When dealing with the threats of today, the government's efforts alone are not enough, Second Minister for Home Affairs and for Trade and Industry S. Iswaran said on Monday.
Stakeholders such as the people and the private sectors also have to be on board, he added.
Speaking at the opening of the eighth annual Asia-Pacific Programme for Senior National Security Officers today, Mr Iswaran highlighted three types of threats faced by governments today: Those that cross borders, can develop quickly, and are difficult to resolve. Examples include terrorism, cyber warfare and epidemics.
"It is not enough for a government or a nation to manage these threats alone - we have to work with others, collaborating within and beyond our borders, to prevent these risks from materialising," he said. "And in the event that they do, to respond, recover and adapt effectively."
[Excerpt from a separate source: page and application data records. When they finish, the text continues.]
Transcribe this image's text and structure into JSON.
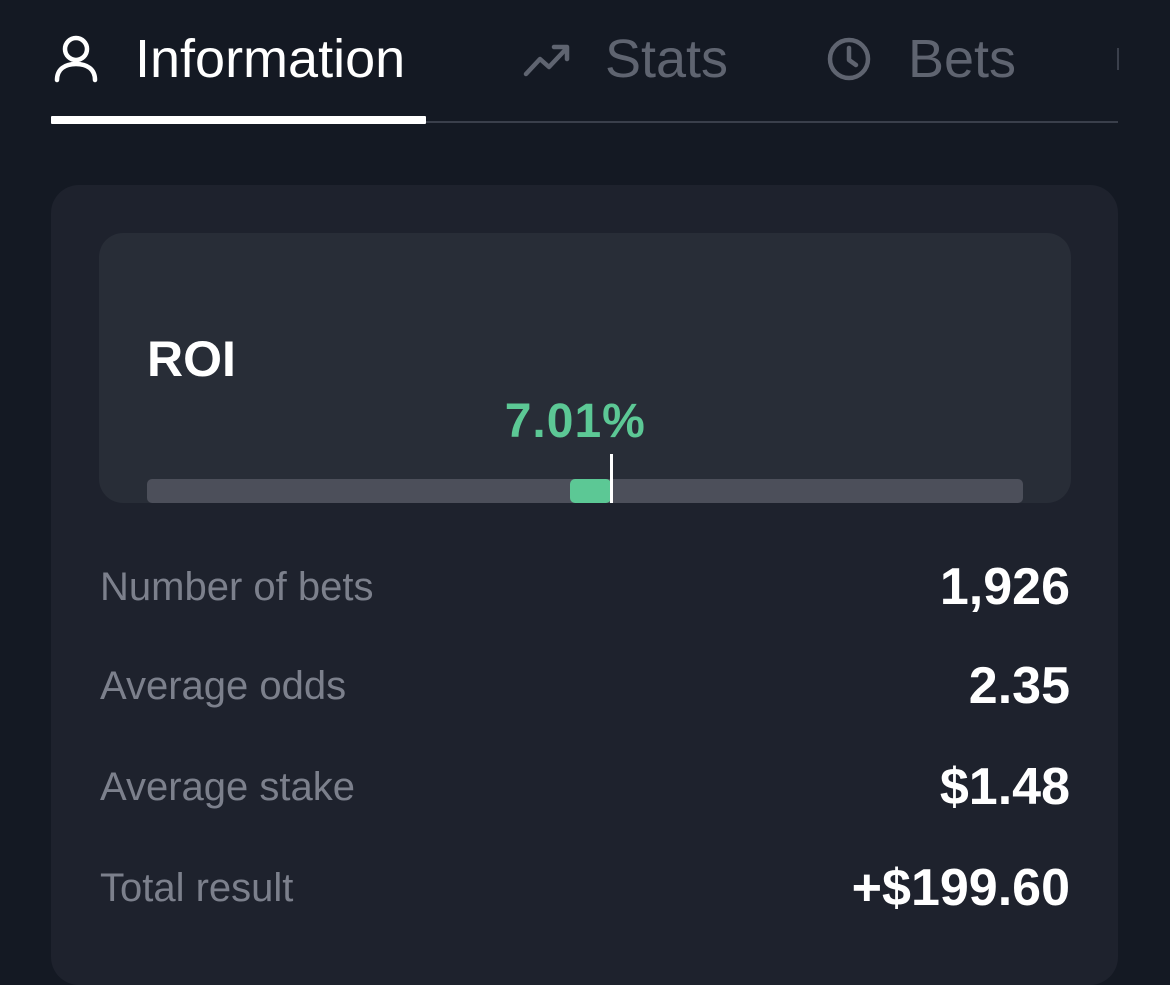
{
  "tabs": [
    {
      "label": "Information",
      "icon": "user-icon",
      "active": true
    },
    {
      "label": "Stats",
      "icon": "trending-up-icon",
      "active": false
    },
    {
      "label": "Bets",
      "icon": "clock-icon",
      "active": false
    }
  ],
  "roi": {
    "title": "ROI",
    "value_text": "7.01%",
    "marker_fraction": 0.53,
    "fill_start_fraction": 0.5,
    "accent_color": "#5cc895"
  },
  "stats": [
    {
      "label": "Number of bets",
      "value": "1,926"
    },
    {
      "label": "Average odds",
      "value": "2.35"
    },
    {
      "label": "Average stake",
      "value": "$1.48"
    },
    {
      "label": "Total result",
      "value": "+$199.60"
    }
  ]
}
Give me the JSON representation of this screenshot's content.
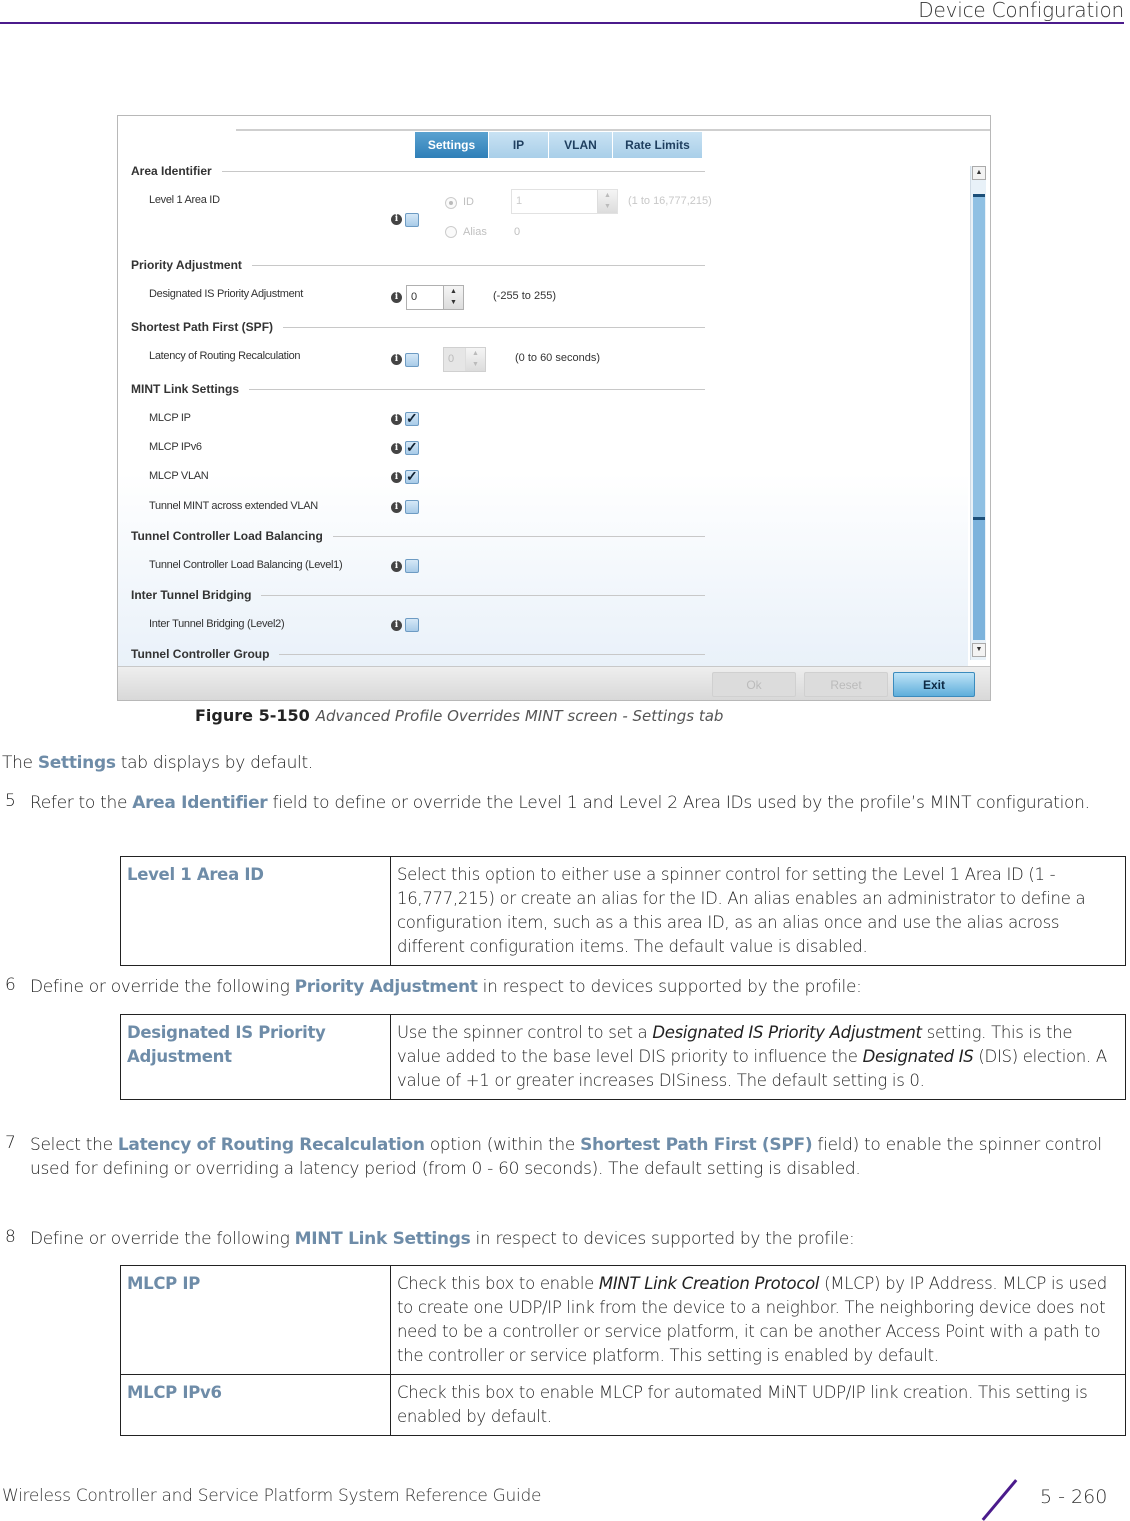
{
  "header": {
    "title": "Device Configuration"
  },
  "figure": {
    "tabs": [
      {
        "label": "Settings",
        "active": true
      },
      {
        "label": "IP",
        "active": false
      },
      {
        "label": "VLAN",
        "active": false
      },
      {
        "label": "Rate Limits",
        "active": false
      }
    ],
    "sections": {
      "area_identifier": "Area Identifier",
      "priority_adjustment": "Priority Adjustment",
      "spf": "Shortest Path First (SPF)",
      "mint_link": "MINT Link Settings",
      "tunnel_lb": "Tunnel Controller Load Balancing",
      "inter_tunnel": "Inter Tunnel Bridging",
      "tunnel_group": "Tunnel Controller Group"
    },
    "fields": {
      "level1_area_id": {
        "label": "Level 1 Area ID",
        "checked": false,
        "radio_id": "ID",
        "radio_alias": "Alias",
        "value": "1",
        "range": "(1 to 16,777,215)",
        "alias_value": "0"
      },
      "designated_is": {
        "label": "Designated IS Priority Adjustment",
        "value": "0",
        "range": "(-255 to 255)"
      },
      "latency": {
        "label": "Latency of Routing Recalculation",
        "checked": false,
        "value": "0",
        "range": "(0 to 60 seconds)"
      },
      "mlcp_ip": {
        "label": "MLCP IP",
        "checked": true
      },
      "mlcp_ipv6": {
        "label": "MLCP IPv6",
        "checked": true
      },
      "mlcp_vlan": {
        "label": "MLCP VLAN",
        "checked": true
      },
      "tunnel_mint": {
        "label": "Tunnel MINT across extended VLAN",
        "checked": false
      },
      "tunnel_lb_level1": {
        "label": "Tunnel Controller Load Balancing (Level1)",
        "checked": false
      },
      "inter_tunnel_level2": {
        "label": "Inter Tunnel Bridging (Level2)",
        "checked": false
      }
    },
    "info_icon_glyph": "i",
    "buttons": {
      "ok": "Ok",
      "reset": "Reset",
      "exit": "Exit"
    },
    "caption": {
      "number": "Figure 5-150",
      "text": "Advanced Profile Overrides MINT screen - Settings tab"
    }
  },
  "body": {
    "intro": {
      "pre": "The ",
      "hl": "Settings",
      "post": " tab displays by default."
    },
    "step5": {
      "num": "5",
      "pre": "Refer to the ",
      "hl": "Area Identifier",
      "post": " field to define or override the Level 1 and Level 2 Area IDs used by the profile’s MINT configuration."
    },
    "table1": [
      {
        "term": "Level 1 Area ID",
        "desc": "Select this option to either use a spinner control for setting the Level 1 Area ID (1 - 16,777,215) or create an alias for the ID. An alias enables an administrator to define a configuration item, such as a this area ID, as an alias once and use the alias across different configuration items. The default value is disabled."
      }
    ],
    "step6": {
      "num": "6",
      "pre": "Define or override the following ",
      "hl": "Priority Adjustment",
      "post": " in respect to devices supported by the profile:"
    },
    "table2": {
      "term": "Designated IS Priority Adjustment",
      "d1": "Use the spinner control to set a ",
      "i1": "Designated IS Priority Adjustment",
      "d2": " setting. This is the value added to the base level DIS priority to influence the ",
      "i2": "Designated IS",
      "d3": " (DIS) election. A value of +1 or greater increases DISiness. The default setting is 0."
    },
    "step7": {
      "num": "7",
      "pre": "Select the ",
      "hl1": "Latency of Routing Recalculation",
      "mid": " option (within the ",
      "hl2": "Shortest Path First (SPF)",
      "post": " field) to enable the spinner control used for defining or overriding a latency period (from 0 - 60 seconds). The default setting is disabled."
    },
    "step8": {
      "num": "8",
      "pre": "Define or override the following ",
      "hl": "MINT Link Settings",
      "post": " in respect to devices supported by the profile:"
    },
    "table3": {
      "mlcp_ip": {
        "term": "MLCP IP",
        "d1": "Check this box to enable ",
        "i1": "MINT Link Creation Protocol",
        "d2": " (MLCP) by IP Address. MLCP is used to create one UDP/IP link from the device to a neighbor. The neighboring device does not need to be a controller or service platform, it can be another Access Point with a path to the controller or service platform. This setting is enabled by default."
      },
      "mlcp_ipv6": {
        "term": "MLCP IPv6",
        "desc": "Check this box to enable MLCP for automated MiNT UDP/IP link creation. This setting is enabled by default."
      }
    }
  },
  "footer": {
    "guide_title": "Wireless Controller and Service Platform System Reference Guide",
    "page": "5 - 260"
  },
  "colors": {
    "accent_purple": "#4b1b8c",
    "term_blue": "#6e8ca8",
    "tab_active": "#2f7fb8"
  }
}
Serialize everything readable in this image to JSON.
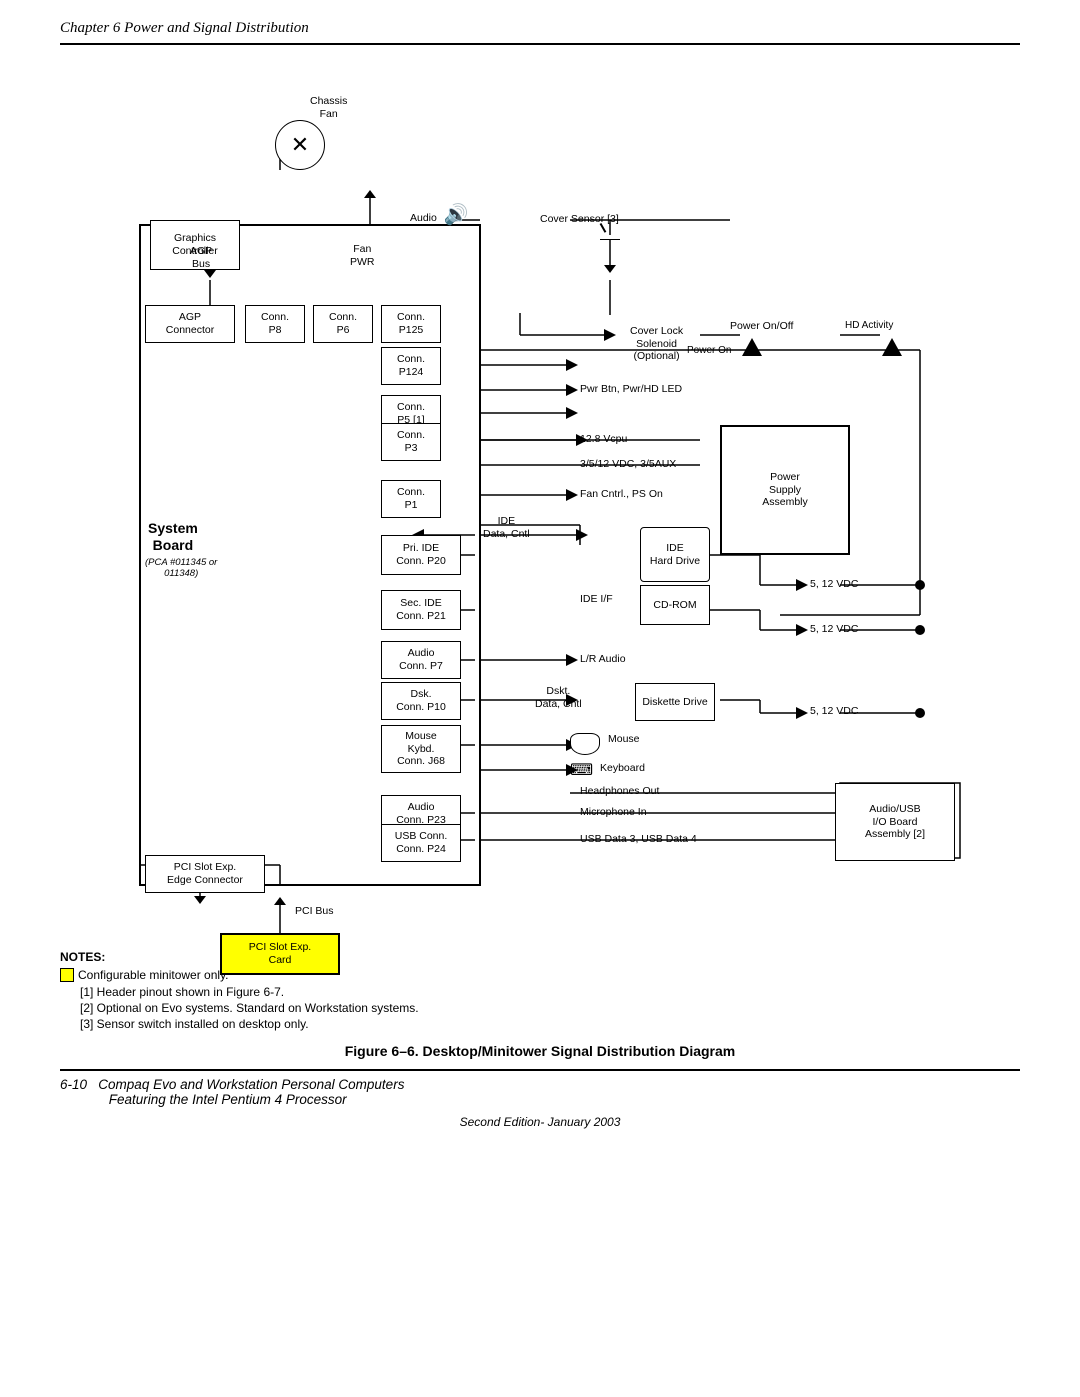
{
  "header": {
    "chapter_title": "Chapter 6  Power and Signal Distribution"
  },
  "diagram": {
    "title": "Figure 6–6.  Desktop/Minitower Signal Distribution Diagram",
    "components": {
      "chassis_fan_label": "Chassis\nFan",
      "graphics_controller": "Graphics\nController",
      "audio_label": "Audio",
      "cover_sensor": "Cover Sensor [3]",
      "agp_bus": "AGP\nBus",
      "fan_pwr": "Fan\nPWR",
      "agp_connector": "AGP\nConnector",
      "conn_p8": "Conn.\nP8",
      "conn_p6": "Conn.\nP6",
      "conn_p125": "Conn.\nP125",
      "cover_lock": "Cover Lock\nSolenoid\n(Optional)",
      "power_on_off": "Power On/Off",
      "power_on": "Power On",
      "hd_activity": "HD Activity",
      "conn_p124": "Conn.\nP124",
      "pwr_btn": "Pwr Btn, Pwr/HD LED",
      "conn_p5": "Conn.\nP5 [1]",
      "conn_p3": "Conn.\nP3",
      "vcpu": "12.8 Vcpu",
      "vdc_3_5_12": "3/5/12 VDC, 3/5AUX",
      "conn_p1": "Conn.\nP1",
      "fan_cntrl": "Fan Cntrl., PS On",
      "power_supply": "Power\nSupply\nAssembly",
      "ide_data": "IDE\nData, Cntl",
      "pri_ide": "Pri. IDE\nConn. P20",
      "ide_hard_drive": "IDE\nHard Drive",
      "vdc_5_12_1": "5, 12 VDC",
      "sec_ide": "Sec. IDE\nConn. P21",
      "ide_if": "IDE I/F",
      "cd_rom": "CD-ROM",
      "vdc_5_12_2": "5, 12 VDC",
      "audio_conn_p7": "Audio\nConn. P7",
      "lr_audio": "L/R Audio",
      "dsk_conn_p10": "Dsk.\nConn. P10",
      "dskt_data": "Dskt.\nData, Cntl",
      "diskette_drive": "Diskette Drive",
      "vdc_5_12_3": "5, 12 VDC",
      "mouse_kybd": "Mouse\nKybd.\nConn. J68",
      "mouse_label": "Mouse",
      "keyboard_label": "Keyboard",
      "headphones_out": "Headphones Out",
      "audio_conn_p23": "Audio\nConn. P23",
      "microphone_in": "Microphone In",
      "usb_conn_p24": "USB Conn.\nConn. P24",
      "usb_data": "USB Data 3, USB Data 4",
      "audio_usb": "Audio/USB\nI/O Board\nAssembly [2]",
      "pci_slot_exp": "PCI Slot Exp.\nEdge Connector",
      "pci_bus_label": "PCI Bus",
      "pci_card": "PCI Slot Exp.\nCard",
      "system_board": "System\nBoard",
      "system_board_sub": "(PCA #011345 or\n011348)"
    }
  },
  "notes": {
    "title": "NOTES:",
    "items": [
      "Configurable minitower only.",
      "[1]  Header pinout shown in Figure 6-7.",
      "[2]  Optional on Evo systems. Standard on Workstation systems.",
      "[3]  Sensor switch installed on desktop only."
    ]
  },
  "footer": {
    "page_num": "6-10",
    "book_title": "Compaq Evo and Workstation Personal Computers",
    "book_subtitle": "Featuring the Intel Pentium 4 Processor",
    "edition": "Second Edition- January 2003"
  }
}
The public, for example, can be vigilant against such threats and come together in a time of crisis to help rebuild the country. The private sector also has to work with the government to strengthen critical infrastructure that may be privately owned, said Mr Iswaran.
Thus, there has to be "a mindset shift" and an acknowledgement by all stakeholders that today's complicated threats cannot be totally eliminated, but "managed and maintained at acceptable levels", said Mr Barry Desker, the dean of the S. Rajaratnam School of International Studies which is organising the event.
The concept of resilience - that national security has to evolve beyond traditional military capability - is the theme of this year's event. Over the next five days, 65 senior national security practitioners, policymakers and academics from 26 countries will exchange ideas through a series of expert panels and lectures.